(Reuters) – Tesla Inc <TSLA.O> Chief Executive Elon Musk said in a podcast released on Friday that demand for the company’s electric vehicles remained strong throughout the coronavirus pandemic, with consumers preferring to shop online.
Musk, talking to Automotive News’ Daily Drive podcast, said having a traditional dealer network – something he considered in the past – appears increasingly unnecessary.
“We saw strong orders through the whole pandemic, we still had a good order volume,” Musk said. “I guess people are less inclined to want to go to a dealership, do the test drive and hang out in the lobby and that kind of thing.”
Asked about a 2020 meteoric stock rally that has pushed Tesla shares up more than 240% from the start of the year and made the company the world’s most highly-valued carmaker, Musk said the market would eventually sort itself out. He added that as long as Tesla made great cars, investors would be happy.
In a May 1 tweet, Musk said Tesla’s share price was “too high,” at a time when shares where trading at around $700 – roughly half of where they are now. Shares on Friday were down 2.2% at $1,454.
In the podcast interview, Musk also praised the Chinese work ethic and criticized U.S. attitudes.
“China rocks in my opinion,” Musk said. “There are a lot of smart, hard-working people and … they’re not entitled, they’re not complacent, whereas I see in the United States increasingly much more complacency and entitlement.”
Tesla has built a factory in Shanghai and seen a sharp increase in Chinese demand for its Model 3 sedans. The company recently has also launched a hiring spree in Shanghai as it ramps up production and prepares to manufacture its new Model Y sport utility vehicle at the plant.

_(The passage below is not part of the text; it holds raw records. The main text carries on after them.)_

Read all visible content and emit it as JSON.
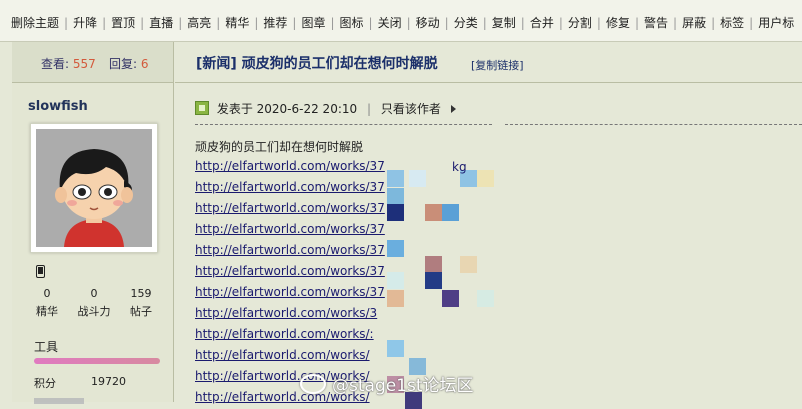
{
  "toolbar": {
    "items": [
      "删除主题",
      "升降",
      "置顶",
      "直播",
      "高亮",
      "精华",
      "推荐",
      "图章",
      "图标",
      "关闭",
      "移动",
      "分类",
      "复制",
      "合并",
      "分割",
      "修复",
      "警告",
      "屏蔽",
      "标签",
      "用户标"
    ]
  },
  "stats": {
    "views_label": "查看:",
    "views": "557",
    "replies_label": "回复:",
    "replies": "6"
  },
  "user": {
    "name": "slowfish",
    "numbers": [
      {
        "value": "0",
        "label": "精华"
      },
      {
        "value": "0",
        "label": "战斗力"
      },
      {
        "value": "159",
        "label": "帖子"
      }
    ],
    "tool_label": "工具",
    "tool_progress": 1.0,
    "points_label": "积分",
    "points": "19720"
  },
  "thread": {
    "title": "[新闻] 顽皮狗的员工们却在想何时解脱",
    "copy_link": "[复制链接]",
    "posted_label": "发表于 2020-6-22 20:10",
    "only_author": "只看该作者"
  },
  "post": {
    "first_line": "顽皮狗的员工们却在想何时解脱",
    "links": [
      "http://elfartworld.com/works/37",
      "http://elfartworld.com/works/37",
      "http://elfartworld.com/works/37",
      "http://elfartworld.com/works/37",
      "http://elfartworld.com/works/37",
      "http://elfartworld.com/works/37",
      "http://elfartworld.com/works/37",
      "http://elfartworld.com/works/3",
      "http://elfartworld.com/works/:",
      "http://elfartworld.com/works/",
      "http://elfartworld.com/works/",
      "http://elfartworld.com/works/"
    ],
    "partial_text": "kg"
  },
  "watermark": "@stage1st论坛区",
  "colors": {
    "link": "#1a1a6e",
    "title": "#1b2f6a",
    "red": "#d35a3c",
    "bg": "#e5e8d7"
  }
}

(Reporting by Tina Bellon in New York; Editing by David Gregorio and Paul Simao)